"I was sympathised with and [one] actor was reprimanded on one occasion, unfortunately causing me to be targeted further, [but] no further action was taken," she said. "The company's position was that I needed to come to them directly at the time each of these incidents occurred."
"There are many people at Neighbours who are genuinely working behind the scenes to support minorities [but from some co-stars] I was not supported in these distressing moments," Johal explained.
She also criticised the show's social media moderation.
"I have been trolled by racist abuse consistently on the show's social media platforms and at a time when it became unbearable, I requested the comments be moderated. I was again sympathised with, but was advised, 'we leave the comments as they are for people to discuss'."
Following Johal's allegations, a Freemantle Media spokesperson told The Guardian: "We remain committed to ensuring a respectful and inclusive workplace for all employees on the set of Neighbours and take very seriously any questions about racism or any other form of discrimination.
"We are engaging an independent legal investigation to work concurrently with [Indigenous Australian consultancy firm] Campfire X's cultural review and hope to work directly with the individuals that have raised concerns, following which we will take whatever next steps are appropriate."
Johal said in her statement that she commended Fremantle "for taking action and conducting an independent investigation, and humbly request that the scope of the investigation be widened to include all forms of discrimination, not limited to race, gender, sexual orientation and identity".

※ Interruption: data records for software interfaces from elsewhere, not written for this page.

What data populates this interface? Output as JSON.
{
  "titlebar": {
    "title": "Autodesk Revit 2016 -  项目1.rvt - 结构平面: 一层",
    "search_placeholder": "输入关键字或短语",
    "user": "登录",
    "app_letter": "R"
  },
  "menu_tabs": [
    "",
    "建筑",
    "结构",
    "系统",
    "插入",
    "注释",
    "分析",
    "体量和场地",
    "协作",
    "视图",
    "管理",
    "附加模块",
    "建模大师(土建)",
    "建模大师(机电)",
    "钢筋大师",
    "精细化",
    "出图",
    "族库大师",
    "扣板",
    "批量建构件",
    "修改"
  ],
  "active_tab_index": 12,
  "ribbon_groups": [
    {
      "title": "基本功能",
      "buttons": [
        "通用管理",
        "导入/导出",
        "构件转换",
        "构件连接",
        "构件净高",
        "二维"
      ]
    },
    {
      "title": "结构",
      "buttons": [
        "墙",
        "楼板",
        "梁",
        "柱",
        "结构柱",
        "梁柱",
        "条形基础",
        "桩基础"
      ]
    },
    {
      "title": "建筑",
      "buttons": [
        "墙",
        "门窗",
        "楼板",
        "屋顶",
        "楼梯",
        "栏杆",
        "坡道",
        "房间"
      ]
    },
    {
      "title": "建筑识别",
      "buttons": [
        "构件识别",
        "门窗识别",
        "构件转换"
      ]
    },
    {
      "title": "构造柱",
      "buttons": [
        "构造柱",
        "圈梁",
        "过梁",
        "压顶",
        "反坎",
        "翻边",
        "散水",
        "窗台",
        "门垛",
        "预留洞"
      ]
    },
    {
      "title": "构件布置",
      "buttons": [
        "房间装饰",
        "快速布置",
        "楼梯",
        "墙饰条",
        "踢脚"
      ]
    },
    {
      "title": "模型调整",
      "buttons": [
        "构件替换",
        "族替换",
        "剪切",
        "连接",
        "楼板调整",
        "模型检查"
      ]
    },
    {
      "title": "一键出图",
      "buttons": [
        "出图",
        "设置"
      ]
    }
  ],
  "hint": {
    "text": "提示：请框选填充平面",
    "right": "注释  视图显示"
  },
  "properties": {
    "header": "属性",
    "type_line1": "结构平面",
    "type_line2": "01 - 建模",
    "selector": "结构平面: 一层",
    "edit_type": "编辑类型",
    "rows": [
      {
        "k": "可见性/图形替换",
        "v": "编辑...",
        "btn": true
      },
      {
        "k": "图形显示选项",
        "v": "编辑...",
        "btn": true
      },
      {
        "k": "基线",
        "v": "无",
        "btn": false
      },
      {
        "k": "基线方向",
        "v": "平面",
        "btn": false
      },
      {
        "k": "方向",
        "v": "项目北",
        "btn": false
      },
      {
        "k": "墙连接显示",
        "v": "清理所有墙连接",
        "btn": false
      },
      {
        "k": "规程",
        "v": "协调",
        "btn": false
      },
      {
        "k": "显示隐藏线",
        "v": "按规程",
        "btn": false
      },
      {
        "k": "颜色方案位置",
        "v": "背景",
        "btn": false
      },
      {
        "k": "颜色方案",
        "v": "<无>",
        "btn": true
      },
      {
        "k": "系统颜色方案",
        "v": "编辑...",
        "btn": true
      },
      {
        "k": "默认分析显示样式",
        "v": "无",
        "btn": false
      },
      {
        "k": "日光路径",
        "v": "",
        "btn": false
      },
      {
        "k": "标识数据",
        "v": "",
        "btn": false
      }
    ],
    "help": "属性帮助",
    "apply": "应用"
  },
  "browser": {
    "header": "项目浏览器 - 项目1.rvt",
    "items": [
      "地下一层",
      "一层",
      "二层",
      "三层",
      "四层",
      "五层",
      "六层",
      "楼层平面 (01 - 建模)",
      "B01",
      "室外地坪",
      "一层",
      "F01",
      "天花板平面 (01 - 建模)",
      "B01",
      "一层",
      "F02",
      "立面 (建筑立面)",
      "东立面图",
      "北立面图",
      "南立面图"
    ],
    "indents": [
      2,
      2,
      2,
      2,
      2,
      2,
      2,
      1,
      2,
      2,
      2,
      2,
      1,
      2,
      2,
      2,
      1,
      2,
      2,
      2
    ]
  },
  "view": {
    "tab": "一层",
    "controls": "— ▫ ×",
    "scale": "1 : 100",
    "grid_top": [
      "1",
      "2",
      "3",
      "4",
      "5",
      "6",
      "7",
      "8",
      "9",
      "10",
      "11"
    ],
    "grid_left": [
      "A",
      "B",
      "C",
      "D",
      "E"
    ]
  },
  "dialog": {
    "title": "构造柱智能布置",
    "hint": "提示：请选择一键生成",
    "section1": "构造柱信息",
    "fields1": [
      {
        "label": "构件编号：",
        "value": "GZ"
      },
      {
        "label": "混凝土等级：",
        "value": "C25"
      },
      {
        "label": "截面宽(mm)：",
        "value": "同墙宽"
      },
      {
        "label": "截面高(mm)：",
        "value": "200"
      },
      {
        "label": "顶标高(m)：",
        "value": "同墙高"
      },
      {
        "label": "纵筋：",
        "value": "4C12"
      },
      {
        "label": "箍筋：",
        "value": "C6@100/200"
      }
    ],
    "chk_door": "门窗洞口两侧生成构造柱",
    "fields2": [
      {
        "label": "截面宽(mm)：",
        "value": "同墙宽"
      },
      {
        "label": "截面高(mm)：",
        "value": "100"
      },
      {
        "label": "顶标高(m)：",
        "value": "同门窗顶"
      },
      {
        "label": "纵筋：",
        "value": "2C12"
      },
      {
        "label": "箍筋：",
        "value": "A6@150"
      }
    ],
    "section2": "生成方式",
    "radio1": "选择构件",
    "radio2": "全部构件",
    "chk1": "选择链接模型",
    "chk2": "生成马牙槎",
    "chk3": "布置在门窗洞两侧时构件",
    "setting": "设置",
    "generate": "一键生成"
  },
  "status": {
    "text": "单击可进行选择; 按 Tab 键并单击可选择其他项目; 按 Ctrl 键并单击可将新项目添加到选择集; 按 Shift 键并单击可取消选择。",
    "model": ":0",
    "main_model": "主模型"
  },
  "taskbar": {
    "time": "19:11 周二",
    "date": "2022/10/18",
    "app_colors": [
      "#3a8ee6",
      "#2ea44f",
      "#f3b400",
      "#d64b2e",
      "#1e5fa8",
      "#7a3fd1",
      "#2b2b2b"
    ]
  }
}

"I think (and hope) we are unified in standing against racism," she concluded. "I think (and hope) we are unified in wanting to feel safe at work. These statements should not be mutually exclusive."
Last week, Network 10, which broadcasts Neighbours in Australia, said it "does not tolerate discriminatory or racist behaviour in any form".
"We work closely with all our production partners to ensure everyone has access to a diverse, inclusive and safe working environment," its statement continued.
"We support ongoing education and dialogue in the fight against racism and discrimination. We will work with Fremantle, and all cast and crew, to investigate and ensure Neighbours continues to foster a fully inclusive environment."